Every semi-automatic firearm requires the use of a recoil spring and buffer weight, which return the bolt carrier group (BCG) back into battery. Without a buffer in between it, buffer spring is made to be too strong to cycle the BCG, making the buffer essential.

Description

Why the right buffer weight is critical?

Every semi-automatic firearm requires the use of a recoil spring and buffer weight, which return the bolt carrier group (BCG) back into battery. Without a buffer in between it, buffer spring is made to be too strong to cycle the BCG, making the buffer essential.

But the movement of the weight helps absorb the already-minor recoil of the AR-rifle.

A heavier H2 buffer takes longer to move, slows down more quickly and minimizes the ‘punch’ of the recoil while still maintaining the rifles function.

Having too much weight in the buffer can cause the rifle to short stroke, as the rifle’s gas system may not have the necessary power to cycle the heavier buffer (causing inconsistent extraction and ejection)

But having as much weight as possible increases the “dwell time” spent by the spent ammo in the upper receiver, allowing more of the excess gas and carbon to push out (cleaner operation).

More heat dissipates and there is more consistent extraction and ejection of the spent cartridge.

Getting the balance right can be affected by a fair amount of factors, including ammo types and calibers, proper installation of the gas block and tube, or the size of the gas port drilled into your barrel.

Different Tungsten Buffer Weight on AR-15 Rifles

Heavy (H1) Buffer (3.8 oz)

Heavy weights, or “H” weights, add about an ounce to the entire buffer. One of the approximately .6-oz. steel weights is removed and replaced with a tungsten weight, which is about 1.45 oz.

Adding even this amount of extra weight can cause issues on some rifles. But most AR-15s are over-gassed on purpose and can handle this type of addition.

H2 Buffer (4.6-4.7 oz)

The next rung on the ladder is the H2, which replaces two steel weights with a pair of tungsten weights, adding nearly two ounces to a stock buffer.

These heavy buffers can be too heavy for some carbine applications, though they are often used. An H2 is likely too heavy for many mid-length systems, but this is not where they are most often desired.

With the advent of AR-Pistols in recent years, shooters need heavy buffers to compensate. A standard carbine buffer is far too light and will likely result in violent cycling of the action.

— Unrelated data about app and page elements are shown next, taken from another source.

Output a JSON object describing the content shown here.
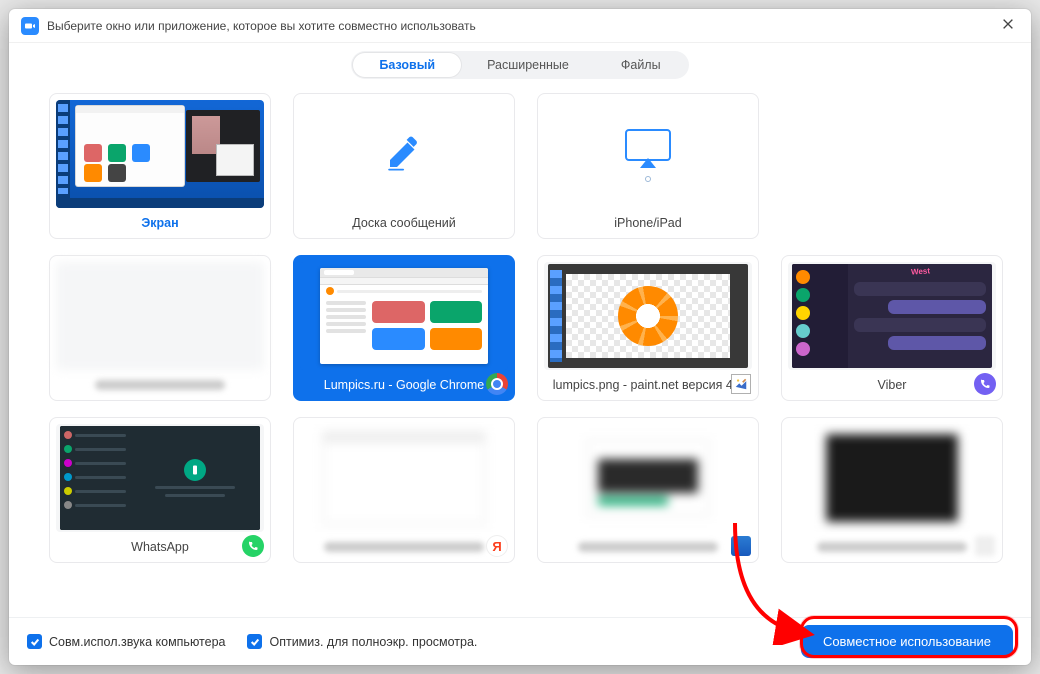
{
  "titlebar": {
    "title": "Выберите окно или приложение, которое вы хотите совместно использовать"
  },
  "tabs": [
    {
      "label": "Базовый",
      "active": true
    },
    {
      "label": "Расширенные",
      "active": false
    },
    {
      "label": "Файлы",
      "active": false
    }
  ],
  "tiles": {
    "screen": {
      "label": "Экран"
    },
    "whiteboard": {
      "label": "Доска сообщений"
    },
    "iphone": {
      "label": "iPhone/iPad"
    },
    "blur1": {
      "label": ""
    },
    "lumpics": {
      "label": "Lumpics.ru - Google Chrome",
      "selected": true
    },
    "paintnet": {
      "label": "lumpics.png - paint.net версия 4..."
    },
    "viber": {
      "label": "Viber",
      "logo_text": "West"
    },
    "whatsapp": {
      "label": "WhatsApp"
    }
  },
  "bottom": {
    "share_audio": "Совм.испол.звука компьютера",
    "optimize": "Оптимиз. для полноэкр. просмотра.",
    "share_btn": "Совместное использование"
  }
}
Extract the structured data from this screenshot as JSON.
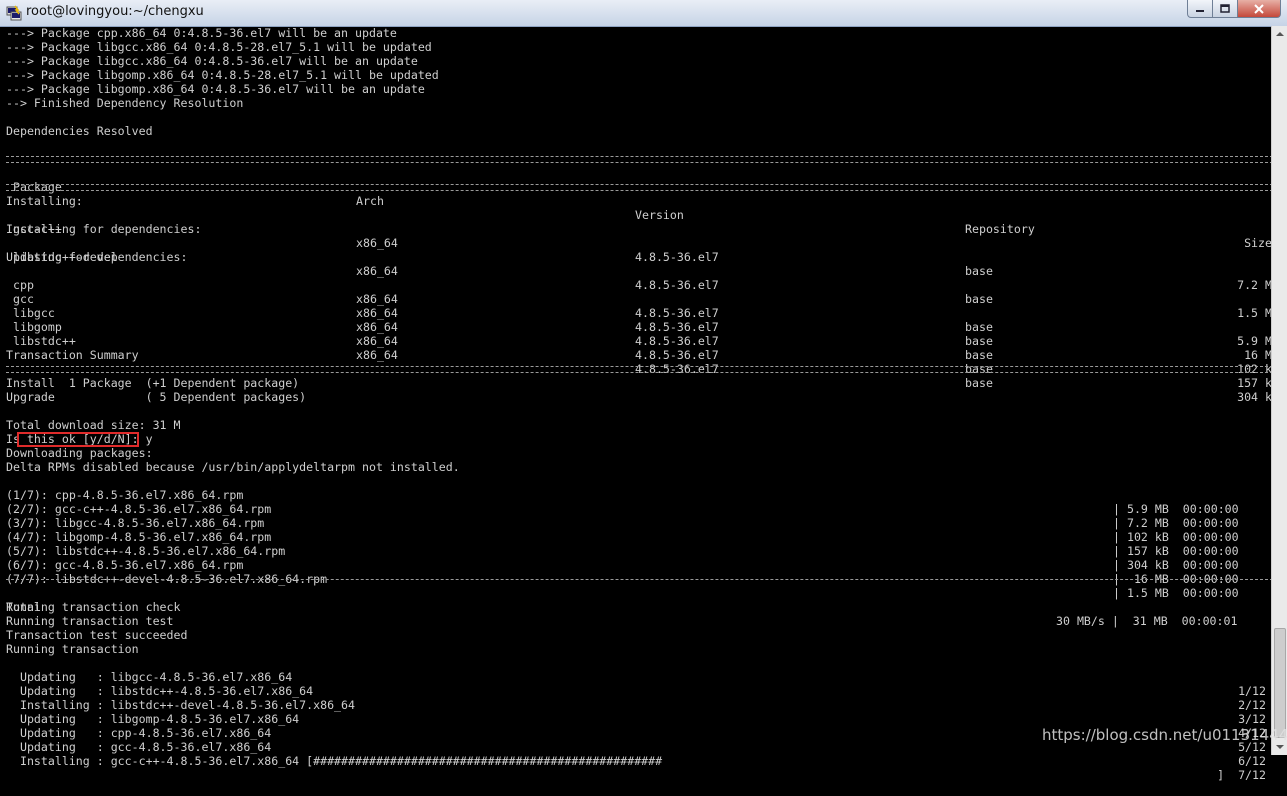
{
  "window": {
    "title": "root@lovingyou:~/chengxu"
  },
  "terminal": {
    "pre_lines": [
      "---> Package cpp.x86_64 0:4.8.5-36.el7 will be an update",
      "---> Package libgcc.x86_64 0:4.8.5-28.el7_5.1 will be updated",
      "---> Package libgcc.x86_64 0:4.8.5-36.el7 will be an update",
      "---> Package libgomp.x86_64 0:4.8.5-28.el7_5.1 will be updated",
      "---> Package libgomp.x86_64 0:4.8.5-36.el7 will be an update",
      "--> Finished Dependency Resolution",
      "",
      "Dependencies Resolved"
    ],
    "table": {
      "headers": [
        "Package",
        "Arch",
        "Version",
        "Repository",
        "Size"
      ],
      "rows": [
        {
          "type": "section",
          "text": "Installing:"
        },
        {
          "type": "pkg",
          "cells": [
            " gcc-c++",
            "x86_64",
            "4.8.5-36.el7",
            "base",
            "7.2 M"
          ]
        },
        {
          "type": "section",
          "text": "Installing for dependencies:"
        },
        {
          "type": "pkg",
          "cells": [
            " libstdc++-devel",
            "x86_64",
            "4.8.5-36.el7",
            "base",
            "1.5 M"
          ]
        },
        {
          "type": "section",
          "text": "Updating for dependencies:"
        },
        {
          "type": "pkg",
          "cells": [
            " cpp",
            "x86_64",
            "4.8.5-36.el7",
            "base",
            "5.9 M"
          ]
        },
        {
          "type": "pkg",
          "cells": [
            " gcc",
            "x86_64",
            "4.8.5-36.el7",
            "base",
            "16 M"
          ]
        },
        {
          "type": "pkg",
          "cells": [
            " libgcc",
            "x86_64",
            "4.8.5-36.el7",
            "base",
            "102 k"
          ]
        },
        {
          "type": "pkg",
          "cells": [
            " libgomp",
            "x86_64",
            "4.8.5-36.el7",
            "base",
            "157 k"
          ]
        },
        {
          "type": "pkg",
          "cells": [
            " libstdc++",
            "x86_64",
            "4.8.5-36.el7",
            "base",
            "304 k"
          ]
        }
      ]
    },
    "summary_title": "Transaction Summary",
    "summary_lines": [
      "Install  1 Package  (+1 Dependent package)",
      "Upgrade             ( 5 Dependent packages)"
    ],
    "download_size": "Total download size: 31 M",
    "prompt_line": "Is this ok [y/d/N]: y",
    "download_header": [
      "Downloading packages:",
      "Delta RPMs disabled because /usr/bin/applydeltarpm not installed."
    ],
    "downloads": [
      {
        "name": "(1/7): cpp-4.8.5-36.el7.x86_64.rpm",
        "size": "| 5.9 MB  00:00:00"
      },
      {
        "name": "(2/7): gcc-c++-4.8.5-36.el7.x86_64.rpm",
        "size": "| 7.2 MB  00:00:00"
      },
      {
        "name": "(3/7): libgcc-4.8.5-36.el7.x86_64.rpm",
        "size": "| 102 kB  00:00:00"
      },
      {
        "name": "(4/7): libgomp-4.8.5-36.el7.x86_64.rpm",
        "size": "| 157 kB  00:00:00"
      },
      {
        "name": "(5/7): libstdc++-4.8.5-36.el7.x86_64.rpm",
        "size": "| 304 kB  00:00:00"
      },
      {
        "name": "(6/7): gcc-4.8.5-36.el7.x86_64.rpm",
        "size": "|  16 MB  00:00:00"
      },
      {
        "name": "(7/7): libstdc++-devel-4.8.5-36.el7.x86_64.rpm",
        "size": "| 1.5 MB  00:00:00"
      }
    ],
    "total": {
      "label": "Total",
      "stats": "30 MB/s |  31 MB  00:00:01"
    },
    "transaction_lines": [
      "Running transaction check",
      "Running transaction test",
      "Transaction test succeeded",
      "Running transaction"
    ],
    "steps": [
      {
        "text": "  Updating   : libgcc-4.8.5-36.el7.x86_64",
        "count": "1/12"
      },
      {
        "text": "  Updating   : libstdc++-4.8.5-36.el7.x86_64",
        "count": "2/12"
      },
      {
        "text": "  Installing : libstdc++-devel-4.8.5-36.el7.x86_64",
        "count": "3/12"
      },
      {
        "text": "  Updating   : libgomp-4.8.5-36.el7.x86_64",
        "count": "4/12"
      },
      {
        "text": "  Updating   : cpp-4.8.5-36.el7.x86_64",
        "count": "5/12"
      },
      {
        "text": "  Updating   : gcc-4.8.5-36.el7.x86_64",
        "count": "6/12"
      },
      {
        "text": "  Installing : gcc-c++-4.8.5-36.el7.x86_64 [##################################################",
        "count": "]  7/12"
      }
    ]
  },
  "watermark": "https://blog.csdn.net/u011314442",
  "icons": {
    "app": "putty-icon",
    "minimize": "minimize-icon",
    "maximize": "maximize-icon",
    "close": "close-icon"
  },
  "colors": {
    "terminal_bg": "#000000",
    "terminal_fg": "#cfcfcf",
    "highlight": "#e02b2b"
  }
}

H3 Buffer (5-5.4 oz.)

The H3 represents the heaviest of the carbine-length buffers for AR-pattern rifles, coming in at a hefty 5.2 oz., give or take.

Why have a buffer weighing fully two ounces over a standard buffer? The single best advantage of the AR platform is the unbelievable versatility in calibers. In addition to the standard .223/5.56 chambering, AR-pattern rifles are found with heavier calibers such 7.62X39, .300 AAC, and some new offerings like the .204 Ruger and the .224 Valkyrie.

How Agescan Can Help?

Agescan Supplies Superior Quality High-Density Tungsten Buffer Weight Unit So You Can Create Your Own H1,H2, H3 Buffer System By Replacing Steel Weights with Tungsten Weights.

Tungsten Buffer Weight Technical Specs:

  • Material: Tungsten Heavy Alloy
  • Industrial Standard: ASTM B777-07 Class 4
  • Density : 18.2 g/cc
  • Unit Weight: 42.5 grams ( 1.482 oz)
  • Height : 15.24 mm ( 0.6”)
  • Diameter: 13.97 mm (0.55”)